*Work required*:
Work out how many lines of the data hold the string "AddTime", and reply with that number alone.
Source data Start Marker
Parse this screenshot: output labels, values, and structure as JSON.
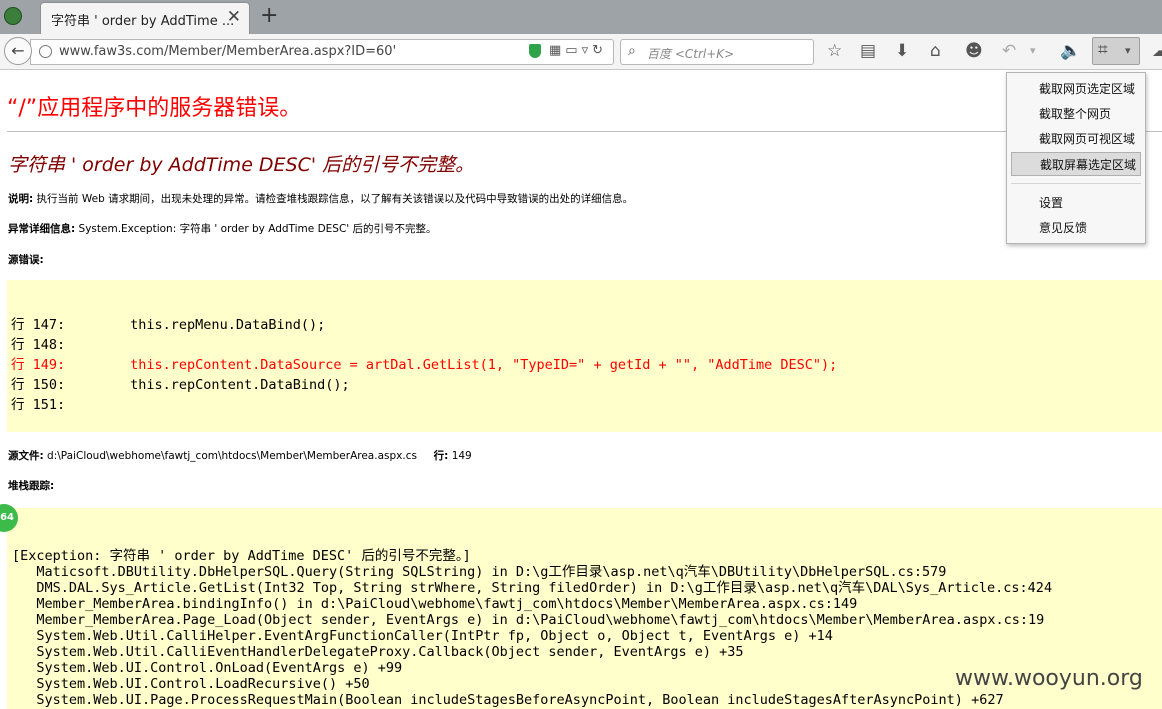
{
  "browser": {
    "tab_title": "字符串 ' order by AddTime ...",
    "tab_close": "✕",
    "new_tab": "+",
    "url": "www.faw3s.com/Member/MemberArea.aspx?ID=60'",
    "search_placeholder": "百度 <Ctrl+K>"
  },
  "menu": {
    "items": [
      "截取网页选定区域",
      "截取整个网页",
      "截取网页可视区域",
      "截取屏幕选定区域"
    ],
    "extra": [
      "设置",
      "意见反馈"
    ],
    "selected_index": 3
  },
  "page": {
    "heading": "“/”应用程序中的服务器错误。",
    "error_title": "字符串 ' order by AddTime DESC' 后的引号不完整。",
    "desc_label": "说明:",
    "desc_text": "执行当前 Web 请求期间，出现未处理的异常。请检查堆栈跟踪信息，以了解有关该错误以及代码中导致错误的出处的详细信息。",
    "exception_label": "异常详细信息:",
    "exception_text": "System.Exception: 字符串 ' order by AddTime DESC' 后的引号不完整。",
    "source_error_label": "源错误:",
    "source_lines": [
      {
        "text": "行 147:        this.repMenu.DataBind();",
        "highlight": false
      },
      {
        "text": "行 148:",
        "highlight": false
      },
      {
        "text": "行 149:        this.repContent.DataSource = artDal.GetList(1, \"TypeID=\" + getId + \"\", \"AddTime DESC\");",
        "highlight": true
      },
      {
        "text": "行 150:        this.repContent.DataBind();",
        "highlight": false
      },
      {
        "text": "行 151:",
        "highlight": false
      }
    ],
    "source_file_label": "源文件:",
    "source_file": "d:\\PaiCloud\\webhome\\fawtj_com\\htdocs\\Member\\MemberArea.aspx.cs",
    "line_label": "行:",
    "line_number": "149",
    "stack_label": "堆栈跟踪:",
    "stack_exception": "[Exception: 字符串 ' order by AddTime DESC' 后的引号不完整。]",
    "stack_lines": [
      "   Maticsoft.DBUtility.DbHelperSQL.Query(String SQLString) in D:\\g工作目录\\asp.net\\q汽车\\DBUtility\\DbHelperSQL.cs:579",
      "   DMS.DAL.Sys_Article.GetList(Int32 Top, String strWhere, String filedOrder) in D:\\g工作目录\\asp.net\\q汽车\\DAL\\Sys_Article.cs:424",
      "   Member_MemberArea.bindingInfo() in d:\\PaiCloud\\webhome\\fawtj_com\\htdocs\\Member\\MemberArea.aspx.cs:149",
      "   Member_MemberArea.Page_Load(Object sender, EventArgs e) in d:\\PaiCloud\\webhome\\fawtj_com\\htdocs\\Member\\MemberArea.aspx.cs:19",
      "   System.Web.Util.CalliHelper.EventArgFunctionCaller(IntPtr fp, Object o, Object t, EventArgs e) +14",
      "   System.Web.Util.CalliEventHandlerDelegateProxy.Callback(Object sender, EventArgs e) +35",
      "   System.Web.UI.Control.OnLoad(EventArgs e) +99",
      "   System.Web.UI.Control.LoadRecursive() +50",
      "   System.Web.UI.Page.ProcessRequestMain(Boolean includeStagesBeforeAsyncPoint, Boolean includeStagesAfterAsyncPoint) +627"
    ]
  },
  "badge": "64",
  "watermark": "www.wooyun.org",
  "colors": {
    "heading": "#ff0000",
    "error_title": "#800000",
    "code_bg": "#ffffcc"
  }
}
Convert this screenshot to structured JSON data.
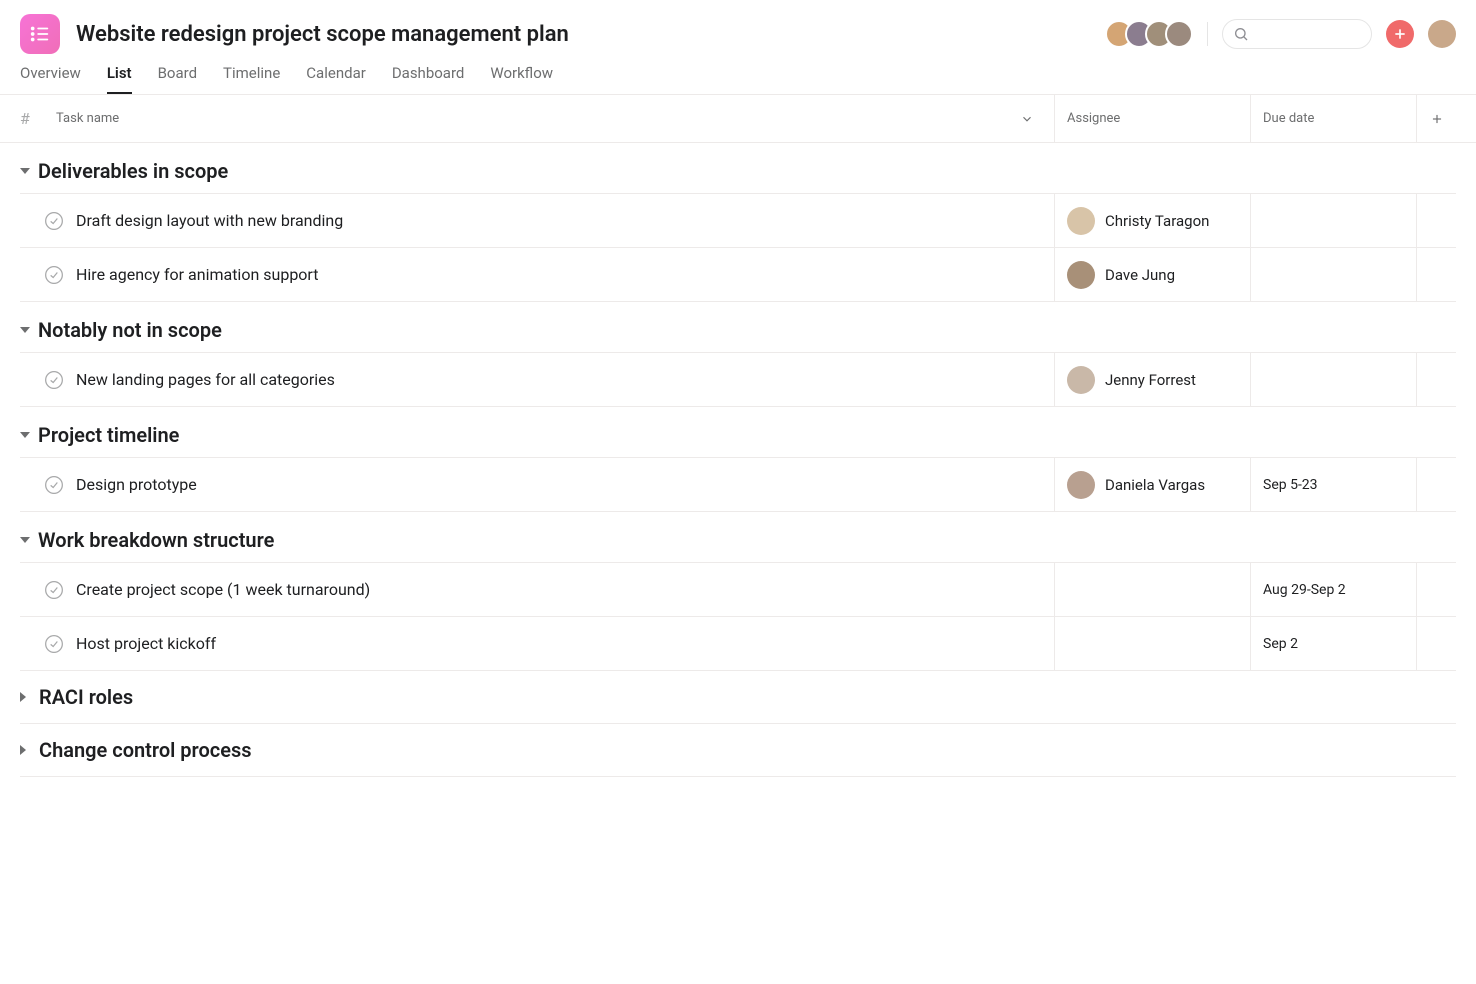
{
  "project": {
    "title": "Website redesign project scope management plan"
  },
  "tabs": [
    {
      "label": "Overview",
      "active": false
    },
    {
      "label": "List",
      "active": true
    },
    {
      "label": "Board",
      "active": false
    },
    {
      "label": "Timeline",
      "active": false
    },
    {
      "label": "Calendar",
      "active": false
    },
    {
      "label": "Dashboard",
      "active": false
    },
    {
      "label": "Workflow",
      "active": false
    }
  ],
  "columns": {
    "num": "#",
    "task_name": "Task name",
    "assignee": "Assignee",
    "due_date": "Due date"
  },
  "sections": [
    {
      "title": "Deliverables in scope",
      "collapsed": false,
      "tasks": [
        {
          "name": "Draft design layout with new branding",
          "assignee": "Christy Taragon",
          "due": ""
        },
        {
          "name": "Hire agency for animation support",
          "assignee": "Dave Jung",
          "due": ""
        }
      ]
    },
    {
      "title": "Notably not in scope",
      "collapsed": false,
      "tasks": [
        {
          "name": "New landing pages for all categories",
          "assignee": "Jenny Forrest",
          "due": ""
        }
      ]
    },
    {
      "title": "Project timeline",
      "collapsed": false,
      "tasks": [
        {
          "name": "Design prototype",
          "assignee": "Daniela Vargas",
          "due": "Sep 5-23"
        }
      ]
    },
    {
      "title": "Work breakdown structure",
      "collapsed": false,
      "tasks": [
        {
          "name": "Create project scope (1 week turnaround)",
          "assignee": "",
          "due": "Aug 29-Sep 2"
        },
        {
          "name": "Host project kickoff",
          "assignee": "",
          "due": "Sep 2"
        }
      ]
    },
    {
      "title": "RACI roles",
      "collapsed": true,
      "tasks": []
    },
    {
      "title": "Change control process",
      "collapsed": true,
      "tasks": []
    }
  ]
}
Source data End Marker
*Answer to this exercise*:
5